    10% writes 124 8 12 16 20 24 28 32 36 40 44 124 8 12 16 20 24 28 32 36 40 44 0 10 20 30 0 10 20 30 Threads Billion array accesses per sec. SharedFixedStorage VolatileFixedStorage LightweightLayoutLock LayoutLock S R 00% reads 90% reads, 10% writes 50% reads, 50% w 20 24 28 32 36 40 44 124 8 12 16 20 24 28 32 36 40 44 124 8 12 16 20 24 28 0 10 20 30 0 10 20 30 Threads SharedFixedStorage VolatileFixedStorage LightweightLayoutLock LayoutLock StampedLock ReentrantLock Local 57 / 63
  66. NASA Parallel Benchmarks IS-C LU-W MG-A SP-W BT-W CG-B EP-B

    FT-A 12 4 6 8 10 12 14 16 12 4 6 8 10 12 14 16 12 4 6 8 10 12 14 16 12 4 6 8 10 12 14 16 0 5 10 15 0 5 10 15 Threads Scalability relative to 1 thread performance Concurrent Strategies TruffleRuby Java Fortran 58 / 63
  67. TruffleRuby Conclusion TruffleRuby runs unmodified Ruby code faster, as fast

    as the best dynamic languages implementations like V8 for JavaScript TruffleRuby can run Ruby code in parallel safely: “GIL bugfix” Safe Array/Hash not in master yet (ETA: this summer) TruffleRuby can run existing Ruby code using Threads in parallel, no need to change to a different programming model 59 / 63
  68. Conclusion The performance of Ruby can be significantly improved, as

    TruffleRuby shows No need to rewrite applications in other languages for speed We can have parallelism and thread-safety for objects and collections in Ruby, with no single-threaded overhead We can execute Ruby code in parallel, with the most important thread-safety guarantees and scale to many cores 60 / 63
  69. Trying TruffleRuby Soon: $ ruby-install truffleruby $ rbenv install truffleruby

    $ rvm install truffleruby 61 / 63
  70. GraalVM 1.0 GraalVM 1.0RC1 was released (17 April 2018) http://www.graalvm.org/

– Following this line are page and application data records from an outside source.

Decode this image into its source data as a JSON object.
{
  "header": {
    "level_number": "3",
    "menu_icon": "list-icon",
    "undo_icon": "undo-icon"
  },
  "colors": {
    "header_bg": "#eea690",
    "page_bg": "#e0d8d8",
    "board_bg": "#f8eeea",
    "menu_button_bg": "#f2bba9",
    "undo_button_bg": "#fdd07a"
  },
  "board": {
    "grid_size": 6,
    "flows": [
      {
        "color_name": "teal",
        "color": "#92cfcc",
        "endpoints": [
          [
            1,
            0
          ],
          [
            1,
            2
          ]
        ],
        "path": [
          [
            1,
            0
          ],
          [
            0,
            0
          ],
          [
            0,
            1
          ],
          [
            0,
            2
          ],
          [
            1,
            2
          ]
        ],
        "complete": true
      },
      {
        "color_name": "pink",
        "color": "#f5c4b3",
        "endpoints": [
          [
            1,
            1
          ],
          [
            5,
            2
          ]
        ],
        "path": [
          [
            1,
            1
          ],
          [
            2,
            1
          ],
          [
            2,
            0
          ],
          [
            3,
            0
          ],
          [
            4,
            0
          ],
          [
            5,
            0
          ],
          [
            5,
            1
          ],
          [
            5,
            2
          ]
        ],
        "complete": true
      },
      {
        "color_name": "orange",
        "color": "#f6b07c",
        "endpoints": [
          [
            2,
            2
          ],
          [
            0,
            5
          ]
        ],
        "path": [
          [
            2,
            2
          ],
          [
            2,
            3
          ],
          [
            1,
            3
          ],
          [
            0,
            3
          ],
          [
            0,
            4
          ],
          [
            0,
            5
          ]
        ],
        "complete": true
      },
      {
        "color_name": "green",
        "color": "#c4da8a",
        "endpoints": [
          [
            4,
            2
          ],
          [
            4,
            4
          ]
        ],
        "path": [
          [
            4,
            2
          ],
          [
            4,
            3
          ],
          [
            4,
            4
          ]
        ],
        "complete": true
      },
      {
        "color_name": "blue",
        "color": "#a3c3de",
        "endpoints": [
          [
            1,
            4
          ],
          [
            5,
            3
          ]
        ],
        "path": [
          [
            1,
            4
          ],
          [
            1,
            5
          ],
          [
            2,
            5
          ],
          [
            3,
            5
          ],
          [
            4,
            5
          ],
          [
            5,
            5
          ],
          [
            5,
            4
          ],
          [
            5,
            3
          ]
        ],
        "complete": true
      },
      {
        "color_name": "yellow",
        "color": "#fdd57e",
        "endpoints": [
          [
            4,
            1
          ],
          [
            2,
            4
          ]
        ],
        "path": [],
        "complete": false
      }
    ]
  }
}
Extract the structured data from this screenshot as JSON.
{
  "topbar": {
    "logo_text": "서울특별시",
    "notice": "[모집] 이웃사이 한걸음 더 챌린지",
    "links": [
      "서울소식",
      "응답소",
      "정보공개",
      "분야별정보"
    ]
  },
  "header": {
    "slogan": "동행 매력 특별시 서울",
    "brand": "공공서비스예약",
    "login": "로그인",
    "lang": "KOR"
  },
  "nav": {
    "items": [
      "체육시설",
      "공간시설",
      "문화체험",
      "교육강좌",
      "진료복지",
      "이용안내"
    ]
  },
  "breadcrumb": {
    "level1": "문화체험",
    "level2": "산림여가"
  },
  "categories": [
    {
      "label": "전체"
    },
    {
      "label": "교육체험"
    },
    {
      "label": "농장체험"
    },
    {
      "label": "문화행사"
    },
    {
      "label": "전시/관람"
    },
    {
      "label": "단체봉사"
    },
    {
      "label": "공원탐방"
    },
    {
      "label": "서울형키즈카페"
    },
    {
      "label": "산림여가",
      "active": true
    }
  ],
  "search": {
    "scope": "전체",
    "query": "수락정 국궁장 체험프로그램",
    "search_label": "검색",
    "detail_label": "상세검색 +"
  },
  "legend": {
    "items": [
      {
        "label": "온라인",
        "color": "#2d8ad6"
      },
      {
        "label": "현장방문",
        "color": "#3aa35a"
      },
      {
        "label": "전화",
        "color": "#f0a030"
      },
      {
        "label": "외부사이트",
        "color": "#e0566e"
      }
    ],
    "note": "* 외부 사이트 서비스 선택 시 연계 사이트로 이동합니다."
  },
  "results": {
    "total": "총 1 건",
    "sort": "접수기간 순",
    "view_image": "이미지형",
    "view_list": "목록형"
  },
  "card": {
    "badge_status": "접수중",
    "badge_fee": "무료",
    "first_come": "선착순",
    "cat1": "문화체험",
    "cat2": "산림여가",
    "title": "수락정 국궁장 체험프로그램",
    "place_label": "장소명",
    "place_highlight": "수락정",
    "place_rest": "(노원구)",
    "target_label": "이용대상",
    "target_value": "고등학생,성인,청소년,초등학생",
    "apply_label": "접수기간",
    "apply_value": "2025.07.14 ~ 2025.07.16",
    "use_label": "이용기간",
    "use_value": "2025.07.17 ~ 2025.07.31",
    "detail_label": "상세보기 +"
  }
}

    Open-Source Community Edition and Enterprise Edition TruffleRuby, JavaScript and Node.js, R, Python and LLVM bitcode (C, C++, Rust) in a single VM! All these languages can interoperate easily and efficiently 62 / 63
  71. Parallel and Thread-Safe Ruby at High-Speed with TruffleRuby Benoit Daloze

    @eregontp